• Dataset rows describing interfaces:
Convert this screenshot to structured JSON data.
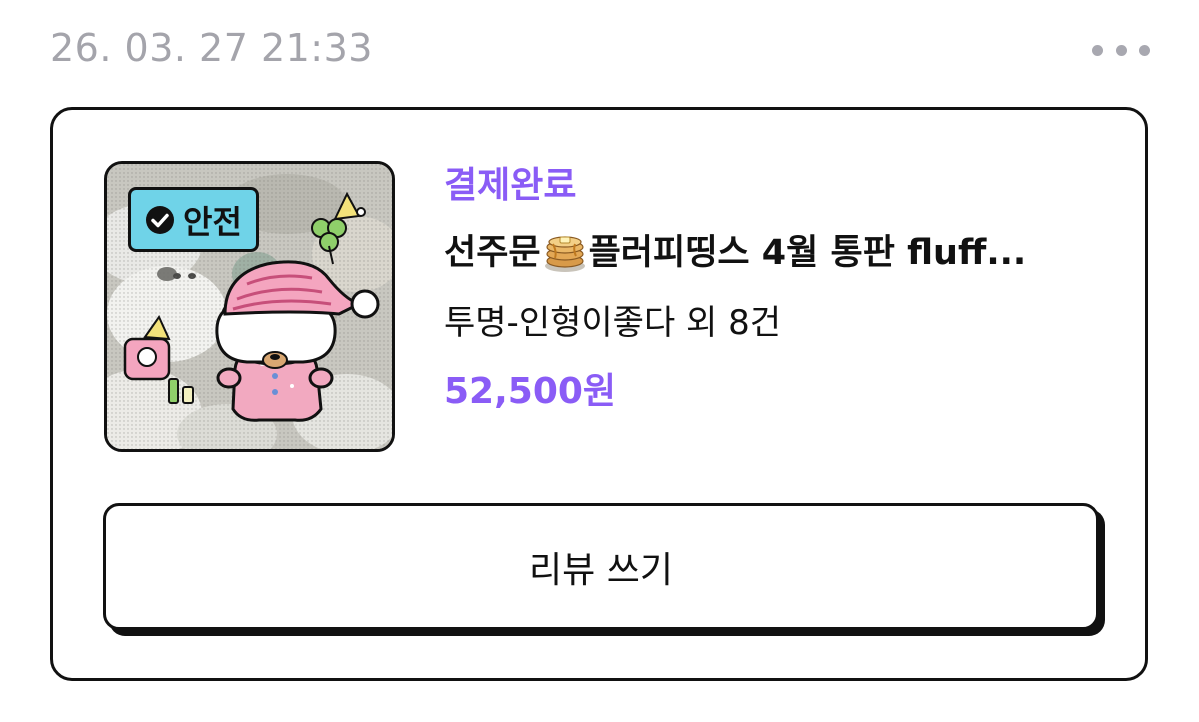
{
  "order": {
    "datetime": "26. 03. 27 21:33",
    "more_icon": "more-horizontal-icon",
    "status": "결제완료",
    "badge": {
      "label": "안전",
      "icon": "check-circle-icon",
      "color": "#6fd3e8"
    },
    "title_prefix": "선주문",
    "title_emoji": "pancake-icon",
    "title_suffix": "플러피띵스 4월 통판 fluff...",
    "options": "투명-인형이좋다 외 8건",
    "price": "52,500원",
    "review_button": "리뷰 쓰기"
  },
  "colors": {
    "accent": "#8a5cf6",
    "muted": "#a4a4ab",
    "border": "#111111"
  }
}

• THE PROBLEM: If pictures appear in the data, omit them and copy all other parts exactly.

• TASK RESULT:
Convert this screenshot to structured JSON data.
{
  "order": {
    "datetime": "26. 03. 27 21:33",
    "more_icon": "more-horizontal-icon",
    "status": "결제완료",
    "badge": {
      "label": "안전",
      "icon": "check-circle-icon",
      "color": "#6fd3e8"
    },
    "title_prefix": "선주문",
    "title_emoji": "pancake-icon",
    "title_suffix": "플러피띵스 4월 통판 fluff...",
    "options": "투명-인형이좋다 외 8건",
    "price": "52,500원",
    "review_button": "리뷰 쓰기"
  },
  "colors": {
    "accent": "#8a5cf6",
    "muted": "#a4a4ab",
    "border": "#111111"
  }
}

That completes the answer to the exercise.